- Minimum external capacitance gate to drain.
- Slow down dv/dt by properly choosing the gate resistor Rg.
- Separate power ground from gate driver ground.
- Rg as close as possible to the gate pin.
- Use thick trace between the gate driver and gate.
The physical proximity of the gate resistors to the gate terminals as simple gate design in combination with the reduced stray inductances leads to improved performance and excellent switching behavior of the CoolMOS™ transistors. A turn-ON waveform of the proposed driving circuit design is given in Figure 6. It shows a clean gate signal free of oscillations and the drain-source voltage slowly ramping down to 0V during the Miller plateau region, too.
Figure 6: Turn-ON waveforms at DC-link voltage VDC = 320 V and load current IL = 2.5 A. VDS (red, 50 V/div), IL (green, 1 A/div), VGS (blue, 10 V/div), PWM (yellow, 5 V/div), time scale 1 µs/div]

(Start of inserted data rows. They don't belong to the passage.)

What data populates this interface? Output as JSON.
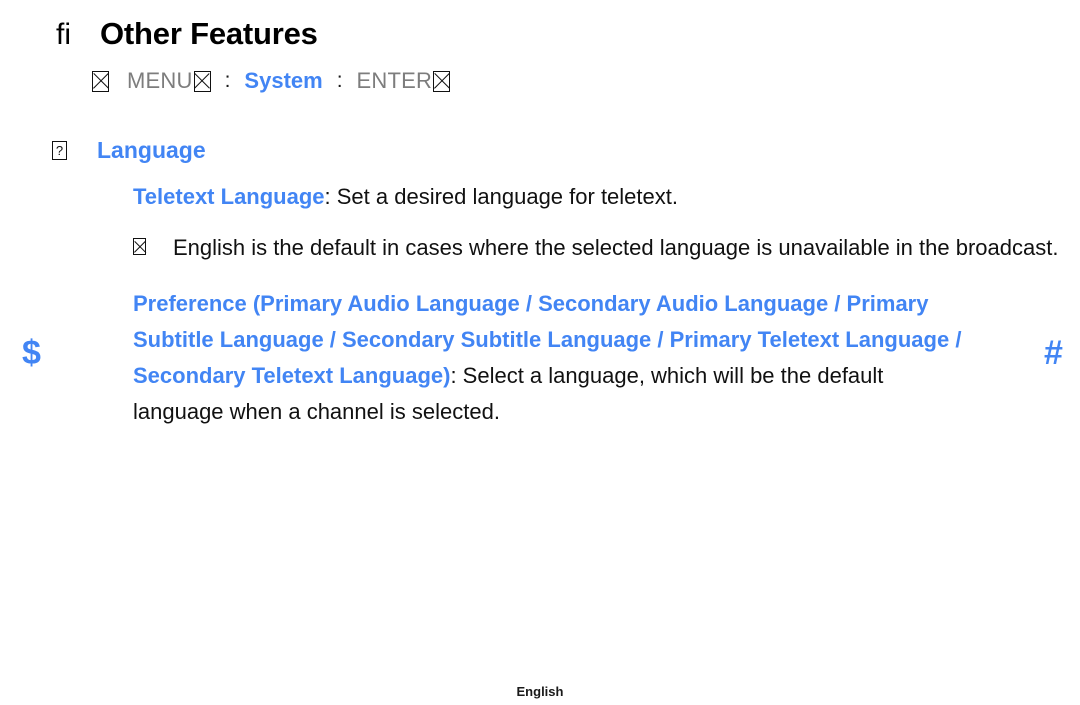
{
  "page": {
    "title_ligature_glyph": "fi",
    "title": "Other Features",
    "footer_label": "English",
    "accent_color": "#4285f4",
    "text_color": "#111111",
    "muted_color": "#7d7d7d",
    "background": "#ffffff"
  },
  "menu_path": {
    "lead_icon": "missing-glyph-box",
    "menu_label": "MENU",
    "menu_icon": "missing-glyph-box",
    "separator_1": ":",
    "system_label": "System",
    "separator_2": ":",
    "enter_label": "ENTER",
    "enter_icon": "missing-glyph-box"
  },
  "section": {
    "icon": "?",
    "heading": "Language"
  },
  "items": {
    "teletext": {
      "term": "Teletext Language",
      "description": ": Set a desired language for teletext."
    },
    "note": {
      "bullet_icon": "missing-glyph-box",
      "text": "English is the default in cases where the selected language is unavailable in the broadcast."
    },
    "preference": {
      "term": "Preference (Primary Audio Language / Secondary Audio Language / Primary Subtitle Language / Secondary Subtitle Language / Primary Teletext Language / Secondary Teletext Language)",
      "description": ": Select a language, which will be the default language when a channel is selected."
    }
  },
  "navigation": {
    "left_marker": "$",
    "right_marker": "#"
  }
}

The same behavior can be expected for the other two switching bridges given that the layout and driving circuit is the same.
Higher Efficiency with CoolMOSTM CFD2
CoolMOSTM CFD2 offers efficiency benefits in motor drive applications. The proposed gate drive circuit design using the EiceDRIVER 2EDL family ensures an oscillation-free switching. This leads to the conclusion that CoolMOSTM CFD2 can be efficiently and reliably operated in drives systems. Additionally, Infineon´s silicon on insulator (SOI) technology, which is used for the 2EDL family, provides a high robustness with respect to dv/dt in motor drive applications and excellent controllability of CoolMOS CFD2.
About the Author
Wolfgang Frank is the Principal Engineer for Product Definition and Concept of gate driver ICs at Infineon Technologies, Augsburg, Germany. Earning his degree in Power Engineering from Technical University, Munich, he has worked in power engineering for over 20 years.
- R. Mente, F. Di Domenico, M.A. Kutschak, A. Steiner: CoolMOS™ CFD2 first 650 V rated super junction MOSFET with fast body diode suitable for resonant topologies, Application Note, Infineon Technologies, February 2011.
- W. Choi, D. Son, M. Hallenberger S. Young: Driving and Layout Requirements for Fast Switching MOSFETs, Fairchild Semiconductor Power Seminar 2010-2011, Fairchild, 2011.
- J. Song, W. Frank: Robustness of level shifter gate driver ICs concerning negative gate voltages; Proceedings of PCIM 2015, Nuremberg, Germany, 2015.
This article originally appeared in the Bodo’s Power Systems magazine.